> [Problem statement] Take from the listing each line that has the string "iZhe".

> [Data section]
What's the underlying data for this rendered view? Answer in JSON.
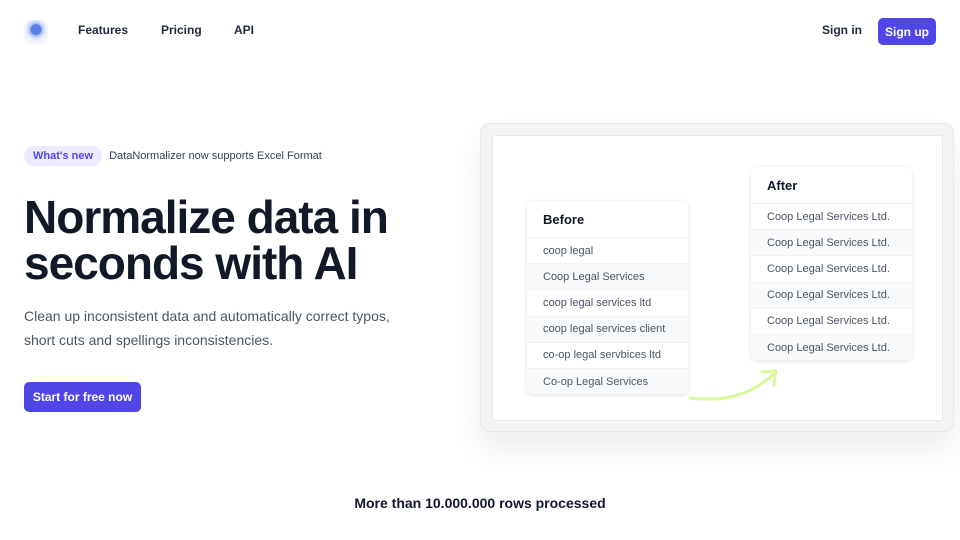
{
  "nav": {
    "links": [
      "Features",
      "Pricing",
      "API"
    ],
    "signin": "Sign in",
    "signup": "Sign up"
  },
  "hero": {
    "badge": "What's new",
    "announcement": "DataNormalizer now supports Excel Format",
    "headline_lines": [
      "Normalize data in",
      "seconds with AI"
    ],
    "subtext_lines": [
      "Clean up inconsistent data and automatically correct typos,",
      "short cuts and spellings inconsistencies."
    ],
    "cta": "Start for free now"
  },
  "demo": {
    "before": {
      "title": "Before",
      "rows": [
        "coop legal",
        "Coop Legal Services",
        "coop legal services ltd",
        "coop legal services client",
        "co-op legal servbices ltd",
        "Co-op Legal Services"
      ]
    },
    "after": {
      "title": "After",
      "rows": [
        "Coop Legal Services Ltd.",
        "Coop Legal Services Ltd.",
        "Coop Legal Services Ltd.",
        "Coop Legal Services Ltd.",
        "Coop Legal Services Ltd.",
        "Coop Legal Services Ltd."
      ]
    },
    "arrow_color": "#d9f99d"
  },
  "stats": {
    "rows_processed": "More than 10.000.000 rows processed"
  },
  "colors": {
    "accent": "#4f46e5",
    "badge_bg": "#eceafd"
  }
}
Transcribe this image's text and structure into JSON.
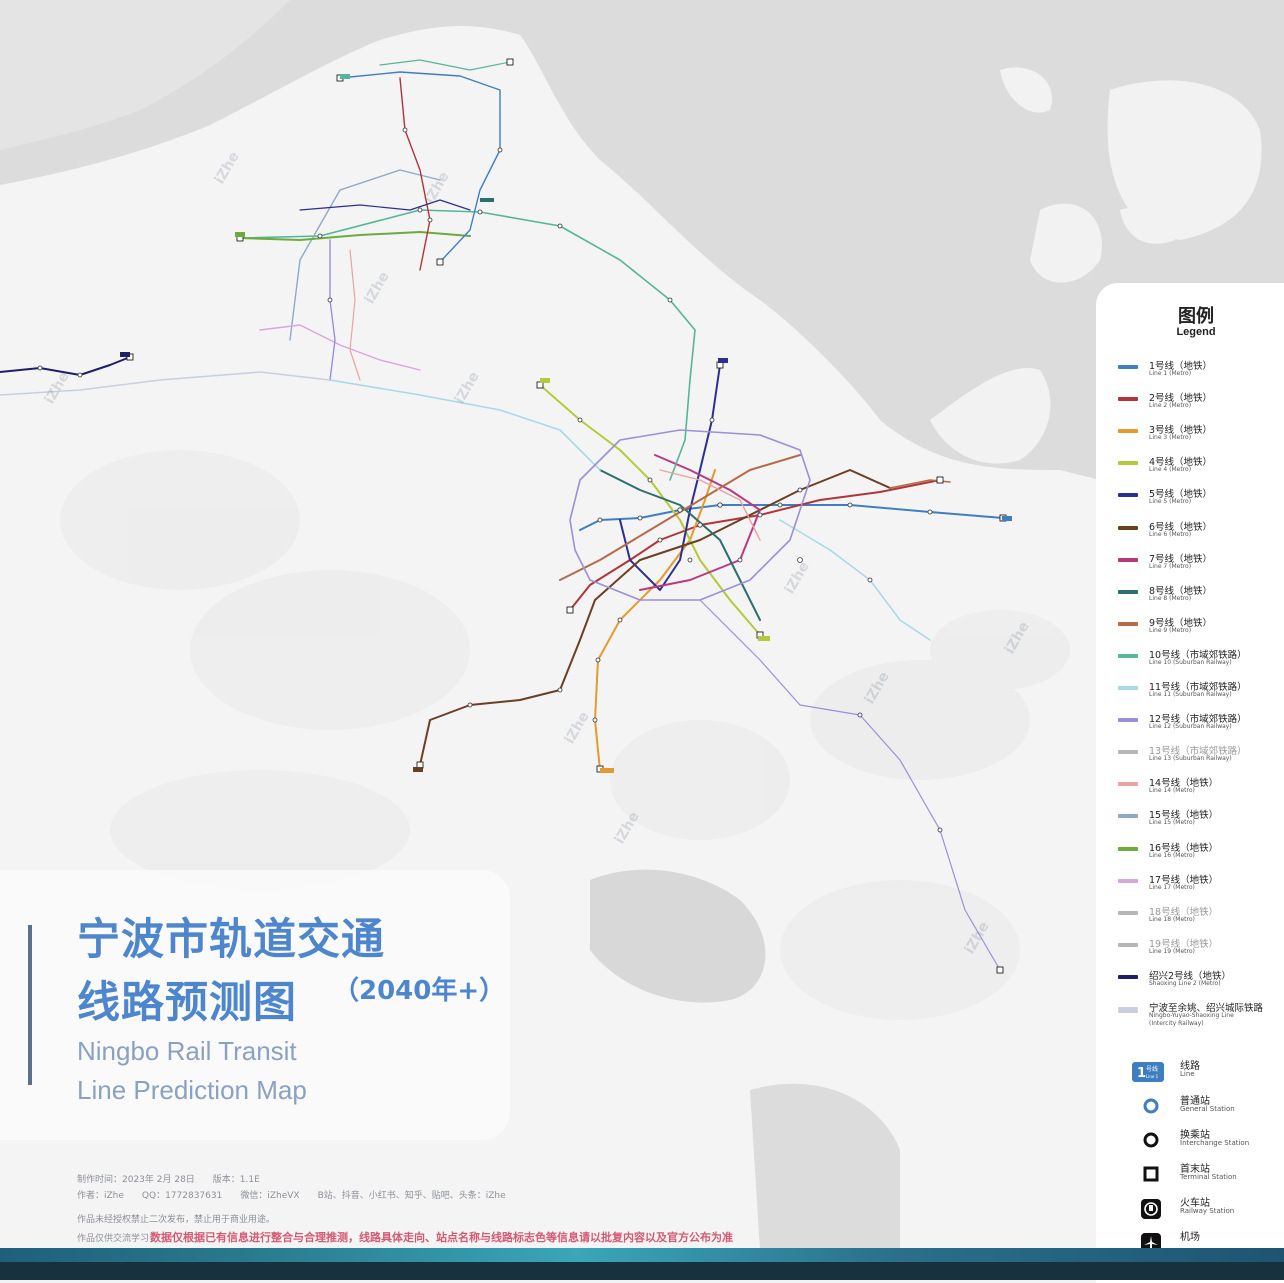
{
  "title": {
    "zh_line1": "宁波市轨道交通",
    "zh_line2": "线路预测图",
    "year": "（2040年+）",
    "en_line1": "Ningbo Rail Transit",
    "en_line2": "Line Prediction Map"
  },
  "meta": {
    "line1": "制作时间：2023年 2月 28日　　版本：1.1E",
    "line2": "作者：iZhe　　QQ：1772837631　　微信：iZheVX　　B站、抖音、小红书、知乎、贴吧、头条：iZhe",
    "line3": "作品未经授权禁止二次发布，禁止用于商业用途。",
    "line4_prefix": "作品仅供交流学习，",
    "notice": "数据仅根据已有信息进行整合与合理推测，线路具体走向、站点名称与线路标志色等信息请以批复内容以及官方公布为准"
  },
  "legend": {
    "title": "图例",
    "subtitle": "Legend",
    "lines": [
      {
        "zh": "1号线（地铁）",
        "en": "Line 1 (Metro)",
        "color": "#3f7fc1"
      },
      {
        "zh": "2号线（地铁）",
        "en": "Line 2 (Metro)",
        "color": "#b0353a"
      },
      {
        "zh": "3号线（地铁）",
        "en": "Line 3 (Metro)",
        "color": "#e39a2e"
      },
      {
        "zh": "4号线（地铁）",
        "en": "Line 4 (Metro)",
        "color": "#b6c93a"
      },
      {
        "zh": "5号线（地铁）",
        "en": "Line 5 (Metro)",
        "color": "#2c2f8f"
      },
      {
        "zh": "6号线（地铁）",
        "en": "Line 6 (Metro)",
        "color": "#6b3f22"
      },
      {
        "zh": "7号线（地铁）",
        "en": "Line 7 (Metro)",
        "color": "#b83a7f"
      },
      {
        "zh": "8号线（地铁）",
        "en": "Line 8 (Metro)",
        "color": "#2e6e6e"
      },
      {
        "zh": "9号线（地铁）",
        "en": "Line 9 (Metro)",
        "color": "#b56a4a"
      },
      {
        "zh": "10号线（市域郊铁路）",
        "en": "Line 10 (Suburban Railway)",
        "color": "#55b59a"
      },
      {
        "zh": "11号线（市域郊铁路）",
        "en": "Line 11 (Suburban Railway)",
        "color": "#a9d9e8"
      },
      {
        "zh": "12号线（市域郊铁路）",
        "en": "Line 12 (Suburban Railway)",
        "color": "#9b8fd8"
      },
      {
        "zh": "13号线（市域郊铁路）",
        "en": "Line 13 (Suburban Railway)",
        "color": "#b5b5b5"
      },
      {
        "zh": "14号线（地铁）",
        "en": "Line 14 (Metro)",
        "color": "#e8a3a3"
      },
      {
        "zh": "15号线（地铁）",
        "en": "Line 15 (Metro)",
        "color": "#8ea9c7"
      },
      {
        "zh": "16号线（地铁）",
        "en": "Line 16 (Metro)",
        "color": "#6cab3c"
      },
      {
        "zh": "17号线（地铁）",
        "en": "Line 17 (Metro)",
        "color": "#d9a6dc"
      },
      {
        "zh": "18号线（地铁）",
        "en": "Line 18 (Metro)",
        "color": "#b5b5b5"
      },
      {
        "zh": "19号线（地铁）",
        "en": "Line 19 (Metro)",
        "color": "#b5b5b5"
      },
      {
        "zh": "绍兴2号线（地铁）",
        "en": "Shaoxing Line 2 (Metro)",
        "color": "#1d1f6b"
      },
      {
        "zh": "宁波至余姚、绍兴城际铁路",
        "en": "Ningbo-Yuyao-Shaoxing Line",
        "en2": "(Intercity Railway)",
        "color": "#c8d0e0"
      }
    ],
    "symbols": [
      {
        "zh": "线路",
        "en": "Line",
        "icon": "line-badge-icon"
      },
      {
        "zh": "普通站",
        "en": "General Station",
        "icon": "general-station-icon"
      },
      {
        "zh": "换乘站",
        "en": "Interchange Station",
        "icon": "interchange-station-icon"
      },
      {
        "zh": "首末站",
        "en": "Terminal Station",
        "icon": "terminal-station-icon"
      },
      {
        "zh": "火车站",
        "en": "Railway Station",
        "icon": "railway-station-icon"
      },
      {
        "zh": "机场",
        "en": "",
        "icon": "airport-icon"
      }
    ],
    "badge_text": "号线",
    "badge_num": "1",
    "badge_en": "Line 1"
  },
  "watermark": "iZhe"
}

> [Output of the exercise]
    "line2": "作者：iZhe　　QQ：1772837631　　微信：iZheVX　　B站、抖音、小红书、知乎、贴吧、头条：iZhe",
  "watermark": "iZhe"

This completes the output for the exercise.